[Source data]
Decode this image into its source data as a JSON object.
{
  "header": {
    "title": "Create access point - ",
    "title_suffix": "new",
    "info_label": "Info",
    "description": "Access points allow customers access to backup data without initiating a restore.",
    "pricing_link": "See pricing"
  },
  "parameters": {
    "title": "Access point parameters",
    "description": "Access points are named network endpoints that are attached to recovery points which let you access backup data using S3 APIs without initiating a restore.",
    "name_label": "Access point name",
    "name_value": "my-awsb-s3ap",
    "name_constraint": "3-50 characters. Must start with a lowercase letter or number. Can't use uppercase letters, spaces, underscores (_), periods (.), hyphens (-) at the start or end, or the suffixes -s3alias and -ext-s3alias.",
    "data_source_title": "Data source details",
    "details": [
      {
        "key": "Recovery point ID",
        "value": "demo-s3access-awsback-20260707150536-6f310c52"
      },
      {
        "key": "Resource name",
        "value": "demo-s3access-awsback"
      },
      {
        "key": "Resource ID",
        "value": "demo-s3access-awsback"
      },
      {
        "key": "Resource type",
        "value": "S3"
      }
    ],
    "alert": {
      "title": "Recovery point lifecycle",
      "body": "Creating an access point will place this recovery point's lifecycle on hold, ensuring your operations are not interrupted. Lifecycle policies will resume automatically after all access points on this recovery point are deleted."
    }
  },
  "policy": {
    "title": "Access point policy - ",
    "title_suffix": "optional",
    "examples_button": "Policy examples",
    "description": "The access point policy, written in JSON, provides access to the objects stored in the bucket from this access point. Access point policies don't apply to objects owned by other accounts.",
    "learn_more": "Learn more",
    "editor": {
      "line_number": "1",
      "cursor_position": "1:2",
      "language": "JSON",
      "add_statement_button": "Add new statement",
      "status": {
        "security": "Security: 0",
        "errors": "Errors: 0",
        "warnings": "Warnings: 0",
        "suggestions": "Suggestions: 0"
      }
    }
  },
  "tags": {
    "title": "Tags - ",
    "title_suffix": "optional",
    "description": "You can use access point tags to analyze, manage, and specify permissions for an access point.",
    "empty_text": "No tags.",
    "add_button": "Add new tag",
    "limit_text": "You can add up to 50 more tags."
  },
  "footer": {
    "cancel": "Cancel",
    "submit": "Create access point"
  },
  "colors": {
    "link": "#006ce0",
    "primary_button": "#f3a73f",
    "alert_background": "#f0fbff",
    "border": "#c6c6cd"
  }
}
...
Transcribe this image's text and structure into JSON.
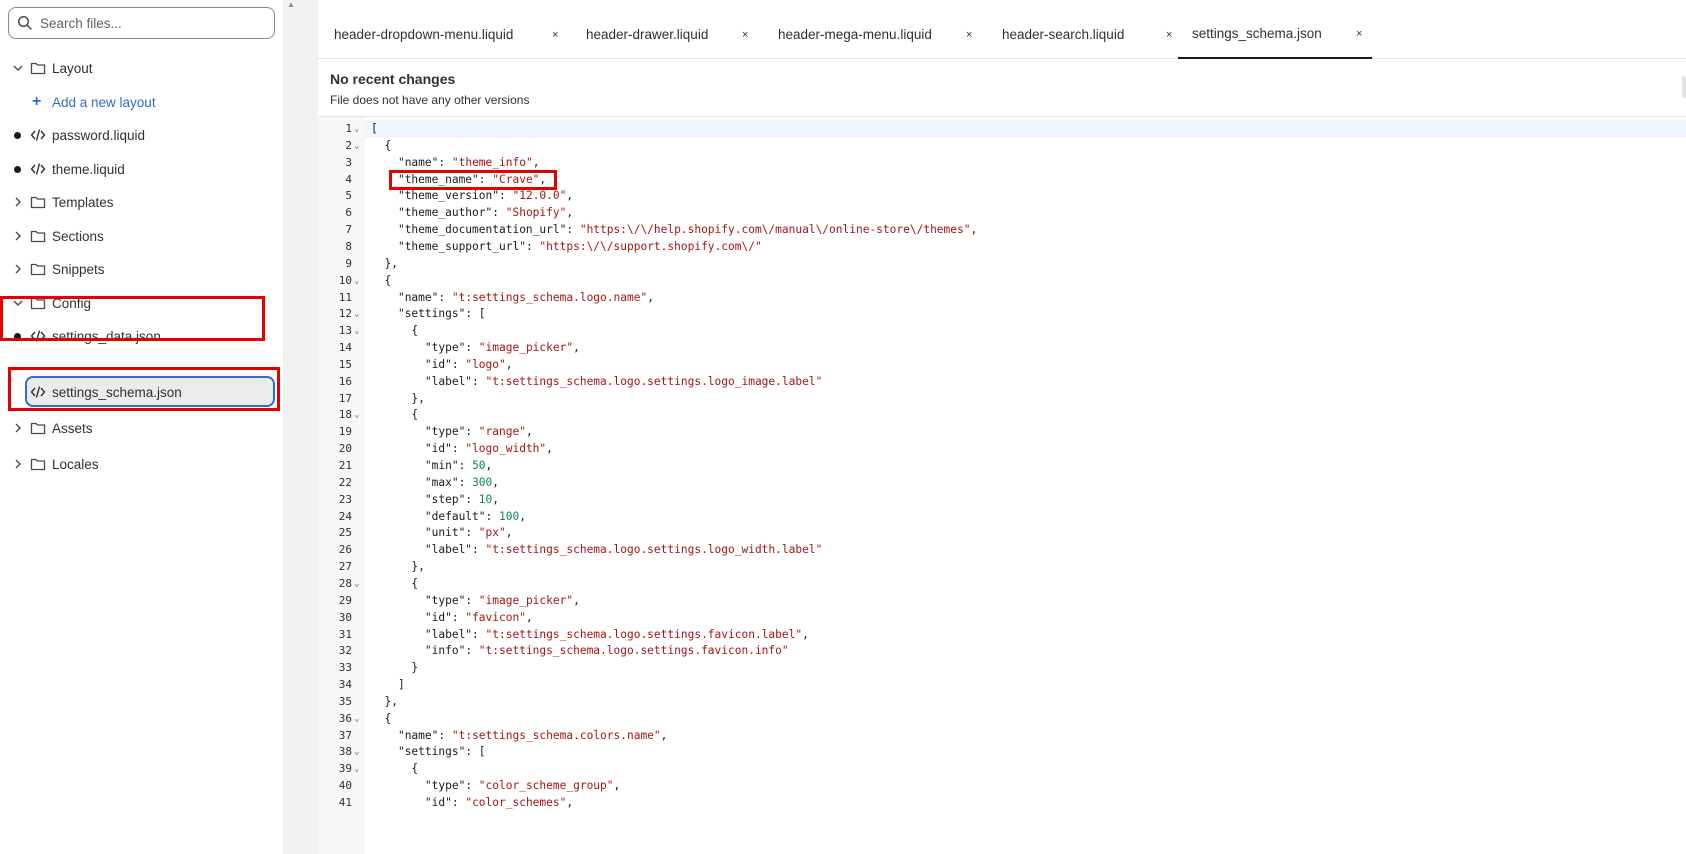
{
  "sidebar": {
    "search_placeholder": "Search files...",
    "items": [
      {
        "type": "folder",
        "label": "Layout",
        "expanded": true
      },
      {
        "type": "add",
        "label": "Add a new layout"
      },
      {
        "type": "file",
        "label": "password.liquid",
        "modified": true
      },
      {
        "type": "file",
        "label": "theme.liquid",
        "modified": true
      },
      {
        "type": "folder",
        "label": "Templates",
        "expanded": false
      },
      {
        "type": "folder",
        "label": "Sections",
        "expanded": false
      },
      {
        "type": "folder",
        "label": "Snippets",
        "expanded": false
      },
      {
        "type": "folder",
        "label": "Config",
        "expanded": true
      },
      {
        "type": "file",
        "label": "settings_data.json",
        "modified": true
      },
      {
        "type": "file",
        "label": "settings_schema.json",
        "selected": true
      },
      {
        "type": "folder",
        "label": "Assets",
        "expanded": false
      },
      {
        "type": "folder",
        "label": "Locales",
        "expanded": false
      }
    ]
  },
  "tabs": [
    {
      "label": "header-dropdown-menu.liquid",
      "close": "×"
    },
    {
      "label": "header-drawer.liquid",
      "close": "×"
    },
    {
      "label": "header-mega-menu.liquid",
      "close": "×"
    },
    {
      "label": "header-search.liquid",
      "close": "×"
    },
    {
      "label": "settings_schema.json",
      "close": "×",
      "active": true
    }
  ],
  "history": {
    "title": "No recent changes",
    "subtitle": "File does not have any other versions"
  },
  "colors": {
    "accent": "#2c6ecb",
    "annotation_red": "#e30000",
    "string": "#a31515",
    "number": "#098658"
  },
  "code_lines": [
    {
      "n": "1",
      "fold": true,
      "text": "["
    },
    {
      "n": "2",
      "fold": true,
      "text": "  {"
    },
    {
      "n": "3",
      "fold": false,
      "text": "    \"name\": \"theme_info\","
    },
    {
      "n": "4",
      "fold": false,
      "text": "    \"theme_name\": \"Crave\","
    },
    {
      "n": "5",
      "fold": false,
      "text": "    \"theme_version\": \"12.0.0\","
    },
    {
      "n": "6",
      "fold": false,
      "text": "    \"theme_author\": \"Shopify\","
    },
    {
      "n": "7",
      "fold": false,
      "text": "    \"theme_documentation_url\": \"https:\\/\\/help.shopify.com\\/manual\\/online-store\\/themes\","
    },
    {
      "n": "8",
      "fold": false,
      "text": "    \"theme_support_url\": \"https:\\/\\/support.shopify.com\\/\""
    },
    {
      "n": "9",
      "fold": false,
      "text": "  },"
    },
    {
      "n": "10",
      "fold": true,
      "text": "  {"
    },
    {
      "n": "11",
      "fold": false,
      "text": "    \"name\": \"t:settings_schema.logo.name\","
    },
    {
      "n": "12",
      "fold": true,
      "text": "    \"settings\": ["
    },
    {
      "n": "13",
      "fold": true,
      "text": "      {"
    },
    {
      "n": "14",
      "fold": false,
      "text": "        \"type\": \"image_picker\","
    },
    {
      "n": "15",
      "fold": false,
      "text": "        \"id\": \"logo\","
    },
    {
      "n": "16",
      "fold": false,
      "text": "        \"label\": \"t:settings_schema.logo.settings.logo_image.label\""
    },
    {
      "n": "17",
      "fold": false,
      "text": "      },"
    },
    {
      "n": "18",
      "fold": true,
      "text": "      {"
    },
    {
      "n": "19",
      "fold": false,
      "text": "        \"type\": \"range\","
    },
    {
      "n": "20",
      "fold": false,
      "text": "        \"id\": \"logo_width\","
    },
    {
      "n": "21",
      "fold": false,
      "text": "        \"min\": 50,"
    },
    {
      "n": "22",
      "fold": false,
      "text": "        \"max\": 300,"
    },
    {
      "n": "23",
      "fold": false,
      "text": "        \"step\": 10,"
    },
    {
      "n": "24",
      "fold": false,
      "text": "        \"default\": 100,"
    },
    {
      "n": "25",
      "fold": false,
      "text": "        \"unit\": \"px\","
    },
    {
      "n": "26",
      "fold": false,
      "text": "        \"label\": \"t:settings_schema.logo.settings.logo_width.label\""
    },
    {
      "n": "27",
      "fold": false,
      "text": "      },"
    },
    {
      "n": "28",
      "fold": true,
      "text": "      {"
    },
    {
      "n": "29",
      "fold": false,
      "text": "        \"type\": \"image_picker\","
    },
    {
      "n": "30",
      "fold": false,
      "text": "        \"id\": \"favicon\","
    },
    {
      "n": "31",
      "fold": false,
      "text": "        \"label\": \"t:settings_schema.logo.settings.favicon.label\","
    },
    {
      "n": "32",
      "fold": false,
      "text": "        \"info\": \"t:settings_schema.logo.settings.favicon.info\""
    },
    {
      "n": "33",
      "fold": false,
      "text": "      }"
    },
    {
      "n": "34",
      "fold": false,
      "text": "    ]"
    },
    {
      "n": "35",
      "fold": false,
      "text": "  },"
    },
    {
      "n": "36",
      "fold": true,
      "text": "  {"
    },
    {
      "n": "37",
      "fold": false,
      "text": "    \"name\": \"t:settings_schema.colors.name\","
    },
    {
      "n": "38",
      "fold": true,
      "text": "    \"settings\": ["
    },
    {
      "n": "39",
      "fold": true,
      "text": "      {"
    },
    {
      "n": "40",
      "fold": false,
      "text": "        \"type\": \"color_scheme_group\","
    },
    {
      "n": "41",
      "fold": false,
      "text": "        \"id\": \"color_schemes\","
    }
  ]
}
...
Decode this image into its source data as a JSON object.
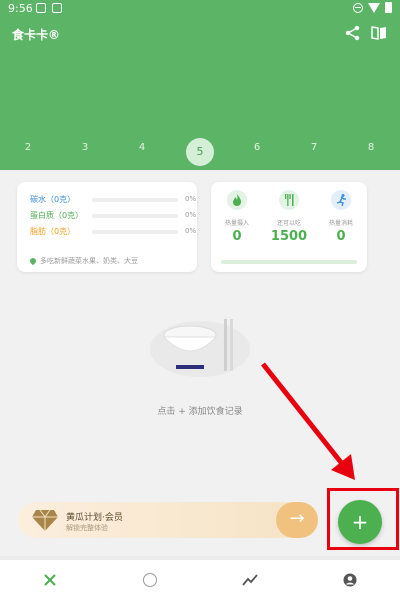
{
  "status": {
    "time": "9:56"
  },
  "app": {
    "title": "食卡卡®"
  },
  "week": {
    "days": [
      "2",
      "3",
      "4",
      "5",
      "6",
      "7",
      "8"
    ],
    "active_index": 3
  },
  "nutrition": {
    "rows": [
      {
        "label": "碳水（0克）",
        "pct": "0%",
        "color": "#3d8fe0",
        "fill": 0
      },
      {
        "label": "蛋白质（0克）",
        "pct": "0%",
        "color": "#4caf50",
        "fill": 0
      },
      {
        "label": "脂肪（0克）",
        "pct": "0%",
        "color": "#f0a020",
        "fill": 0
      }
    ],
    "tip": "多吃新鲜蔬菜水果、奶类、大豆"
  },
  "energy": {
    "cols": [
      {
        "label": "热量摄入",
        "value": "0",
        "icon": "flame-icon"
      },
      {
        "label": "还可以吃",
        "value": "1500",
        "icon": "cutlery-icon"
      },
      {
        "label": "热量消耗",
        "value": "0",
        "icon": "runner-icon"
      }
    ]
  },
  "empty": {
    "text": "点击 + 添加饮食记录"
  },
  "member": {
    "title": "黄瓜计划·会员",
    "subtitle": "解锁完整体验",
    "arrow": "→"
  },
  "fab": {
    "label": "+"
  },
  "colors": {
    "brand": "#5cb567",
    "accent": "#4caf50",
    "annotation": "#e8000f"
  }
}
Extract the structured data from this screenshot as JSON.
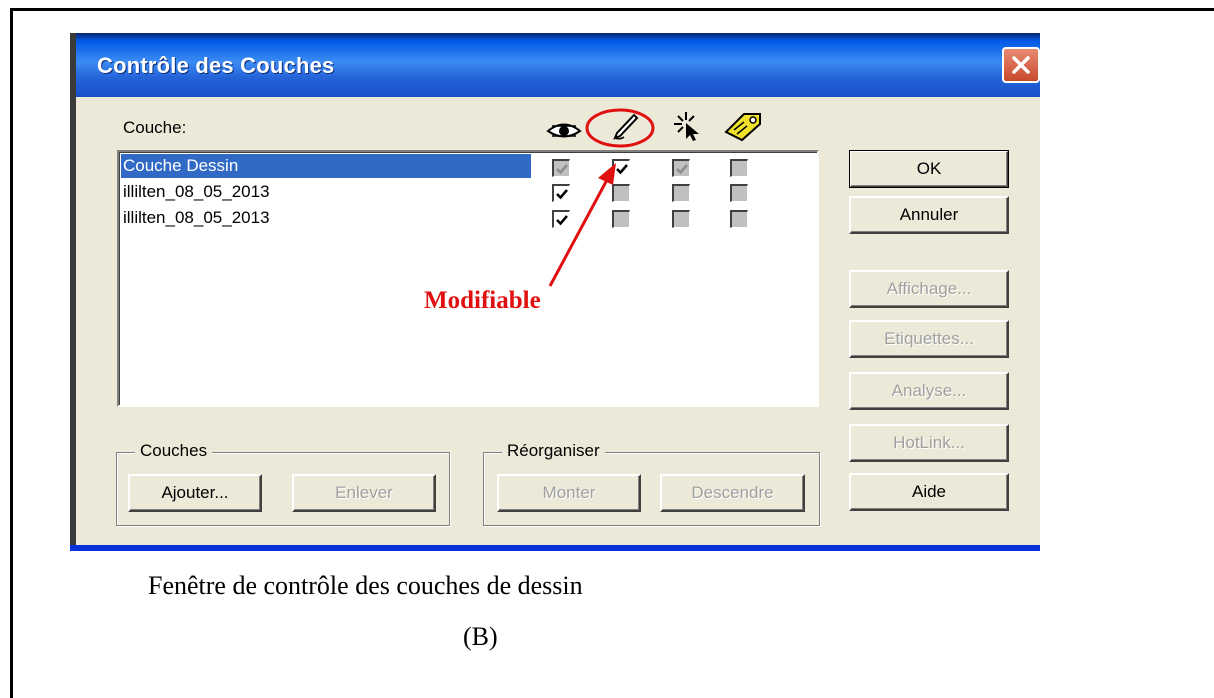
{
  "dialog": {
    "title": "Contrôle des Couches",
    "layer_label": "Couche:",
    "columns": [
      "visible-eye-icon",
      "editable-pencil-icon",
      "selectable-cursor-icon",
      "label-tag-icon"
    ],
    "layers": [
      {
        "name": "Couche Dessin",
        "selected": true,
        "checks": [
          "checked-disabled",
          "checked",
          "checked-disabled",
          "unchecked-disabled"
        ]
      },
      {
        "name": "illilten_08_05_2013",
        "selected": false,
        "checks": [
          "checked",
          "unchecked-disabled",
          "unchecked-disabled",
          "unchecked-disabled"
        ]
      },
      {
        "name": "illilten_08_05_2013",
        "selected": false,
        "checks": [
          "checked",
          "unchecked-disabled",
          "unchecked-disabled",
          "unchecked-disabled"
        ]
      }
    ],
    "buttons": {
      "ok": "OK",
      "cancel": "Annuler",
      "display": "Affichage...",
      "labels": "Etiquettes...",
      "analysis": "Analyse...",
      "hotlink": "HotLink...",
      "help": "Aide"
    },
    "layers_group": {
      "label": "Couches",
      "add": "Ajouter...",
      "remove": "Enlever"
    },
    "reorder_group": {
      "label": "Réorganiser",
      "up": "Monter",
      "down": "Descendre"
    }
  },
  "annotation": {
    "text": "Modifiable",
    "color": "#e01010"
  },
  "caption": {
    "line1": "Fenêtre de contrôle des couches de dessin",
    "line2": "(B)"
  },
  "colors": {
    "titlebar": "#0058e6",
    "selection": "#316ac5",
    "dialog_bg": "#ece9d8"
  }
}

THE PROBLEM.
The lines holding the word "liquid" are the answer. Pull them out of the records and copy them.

YOUR SOLUTION.
        "label": "password.liquid",
        "label": "theme.liquid",
      "label": "header-dropdown-menu.liquid",
      "label": "header-drawer.liquid",
      "label": "header-mega-menu.liquid",
      "label": "header-search.liquid",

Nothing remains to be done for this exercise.